“We tried to take him to Turkey three times, but they sent us back,” his father told Al Jazeera. “So we paid a middleman from the regime side. He managed to smuggle us south and we continued our way through the desert to Jordan.”
“For five months I was only eating fluids. I was lying on my back to eat,” said Mohamed, his voice muffled by a bandage covering the lower half of his face. He shows a photo on his phone of himself two days before the injury, smiling and holding his niece.
Since Mohamed arrived in 2014, Bustanji has operated on him six times – including rebuilding his lower jaw with a titanium plate and transplanting soft tissue from his chest to his chin. During Al Jazeera’s visit to the hospital, bone from Mohamed’s pelvis was transplanted to his lower jaw, in order to allow for eventual tooth implants.
Patients like Mohamed are treated for free until they have received the maximum benefit from the hospital’s services. For people with facial injuries, this includes cosmetic surgery to give them the best chance of being accepted back into society.
“You might give the patient the function he had before, but still he is not happy; he is psychologically not functioning,” Bustanji told Al Jazeera.
“Some of the patients, they don’t want to leave the project. They are here with people like them, with distorted faces, with amputated limbs, with burns. We have also to give the patient confidence and self-esteem.”
On the other side of the hospital, Duaa is having her first physiotherapy session with her new prosthetic limb. She is now three and rapidly outgrows the prosthetics. An old one is fetched from under the bed for comparison, toes scrappily painted red with nail varnish.
Duaa has had prostheses since she was only 20 months old. “She sleeps with her prosthetic leg and she doesn’t let anybody touch it,” said her father, Hasan. “It’s like her doll.”

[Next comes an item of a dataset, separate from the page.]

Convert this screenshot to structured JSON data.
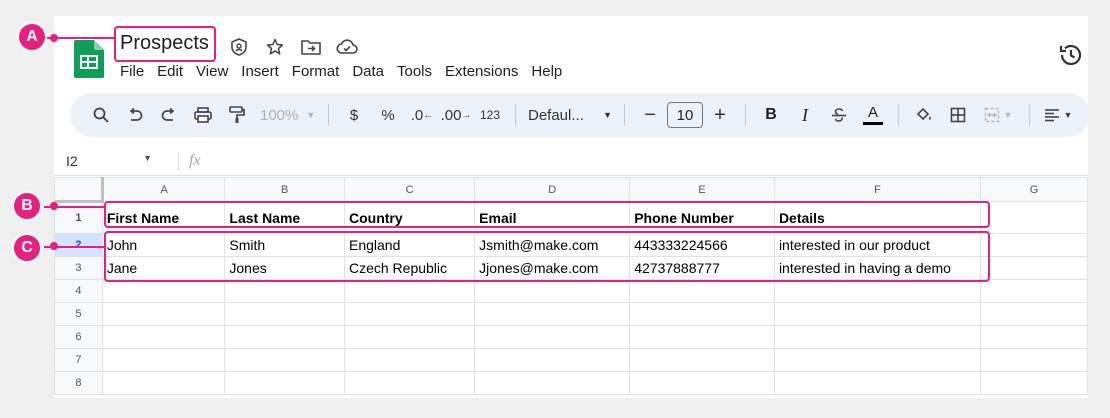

Both sisters are having physiotherapy and psychosocial care at the hospital, and Shahd still needs further operations on her leg. But their parents say that once the girls have finished treatment, they are considering going back to Syria.
“It’s very dangerous, but it’s difficult to live here too,” Lama said.
“Food is very expensive,” Hasan said. “Rent is very expensive.”
Syrian refugees are not allowed to work, and four years into the conflict, most families who had any assets have by now sold them.
Groups such as Handicap International, which also provides rehabilitation for disabled Syrian refugees, refer people to organisations such as the UN World Food Programme for help with basic necessities.
But the World Food Programme has announced it will have to withdraw all food aid to the 440,000 Syrians in Jordan living outside of refugee camps in August, unless it receives immediate funding.
“We expect to see an increase in people returning to camps and even to Syria, despite the horrific situation there,” said Andrew Harper, UNHCR’s representative in Jordan, who has launched an appeal for cash donations for Syrians in Jordan.
Despite an uncertain future, for the moment, Hasan is just happy to see his daughters recover. In the physiotherapy room, Duaa, dressed as Minnie Mouse, is already charging around on her new prosthetic leg. She kicks a ball to the physiotherapist and then starts climbing up a wooden ladder as Hasan looks on.
“I think that because she’s a smart girl, she will have a bright future,” Hasan said. “And I hope that God will give her a better life than what she lost.”
Follow Sylvia Rowley on Twitter: @SylviaJR